- ABOUT THIS EXERCISE: Copy out the data so that nothing differs from the original.

- Records from a data collection:
---+---

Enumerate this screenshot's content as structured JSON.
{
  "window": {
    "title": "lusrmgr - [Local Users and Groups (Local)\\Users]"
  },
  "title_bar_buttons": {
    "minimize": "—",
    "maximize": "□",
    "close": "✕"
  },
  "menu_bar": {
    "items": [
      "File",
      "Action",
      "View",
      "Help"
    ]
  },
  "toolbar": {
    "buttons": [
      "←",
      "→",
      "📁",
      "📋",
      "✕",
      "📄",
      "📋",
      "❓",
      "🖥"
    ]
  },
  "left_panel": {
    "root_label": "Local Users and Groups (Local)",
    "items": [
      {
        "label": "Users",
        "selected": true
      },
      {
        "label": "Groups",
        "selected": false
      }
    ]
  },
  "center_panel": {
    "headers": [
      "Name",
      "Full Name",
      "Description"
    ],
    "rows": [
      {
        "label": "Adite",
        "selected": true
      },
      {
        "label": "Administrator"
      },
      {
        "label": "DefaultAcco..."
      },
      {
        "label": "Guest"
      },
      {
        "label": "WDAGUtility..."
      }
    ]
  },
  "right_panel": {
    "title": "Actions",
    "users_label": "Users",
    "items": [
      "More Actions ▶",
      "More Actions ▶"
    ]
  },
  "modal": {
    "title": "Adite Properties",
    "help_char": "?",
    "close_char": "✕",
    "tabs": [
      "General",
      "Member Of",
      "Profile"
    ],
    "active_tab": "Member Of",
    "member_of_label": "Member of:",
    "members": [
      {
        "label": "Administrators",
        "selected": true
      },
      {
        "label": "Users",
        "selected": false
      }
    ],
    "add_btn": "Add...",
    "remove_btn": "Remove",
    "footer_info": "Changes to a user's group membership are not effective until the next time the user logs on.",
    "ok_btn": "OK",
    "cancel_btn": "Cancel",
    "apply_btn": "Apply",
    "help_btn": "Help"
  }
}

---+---

- EXERCISE SOLUTION:
Enumerate this screenshot's content as structured JSON.
{
  "window": {
    "title": "lusrmgr - [Local Users and Groups (Local)\\Users]"
  },
  "title_bar_buttons": {
    "minimize": "—",
    "maximize": "□",
    "close": "✕"
  },
  "menu_bar": {
    "items": [
      "File",
      "Action",
      "View",
      "Help"
    ]
  },
  "toolbar": {
    "buttons": [
      "←",
      "→",
      "📁",
      "📋",
      "✕",
      "📄",
      "📋",
      "❓",
      "🖥"
    ]
  },
  "left_panel": {
    "root_label": "Local Users and Groups (Local)",
    "items": [
      {
        "label": "Users",
        "selected": true
      },
      {
        "label": "Groups",
        "selected": false
      }
    ]
  },
  "center_panel": {
    "headers": [
      "Name",
      "Full Name",
      "Description"
    ],
    "rows": [
      {
        "label": "Adite",
        "selected": true
      },
      {
        "label": "Administrator"
      },
      {
        "label": "DefaultAcco..."
      },
      {
        "label": "Guest"
      },
      {
        "label": "WDAGUtility..."
      }
    ]
  },
  "right_panel": {
    "title": "Actions",
    "users_label": "Users",
    "items": [
      "More Actions ▶",
      "More Actions ▶"
    ]
  },
  "modal": {
    "title": "Adite Properties",
    "help_char": "?",
    "close_char": "✕",
    "tabs": [
      "General",
      "Member Of",
      "Profile"
    ],
    "active_tab": "Member Of",
    "member_of_label": "Member of:",
    "members": [
      {
        "label": "Administrators",
        "selected": true
      },
      {
        "label": "Users",
        "selected": false
      }
    ],
    "add_btn": "Add...",
    "remove_btn": "Remove",
    "footer_info": "Changes to a user's group membership are not effective until the next time the user logs on.",
    "ok_btn": "OK",
    "cancel_btn": "Cancel",
    "apply_btn": "Apply",
    "help_btn": "Help"
  }
}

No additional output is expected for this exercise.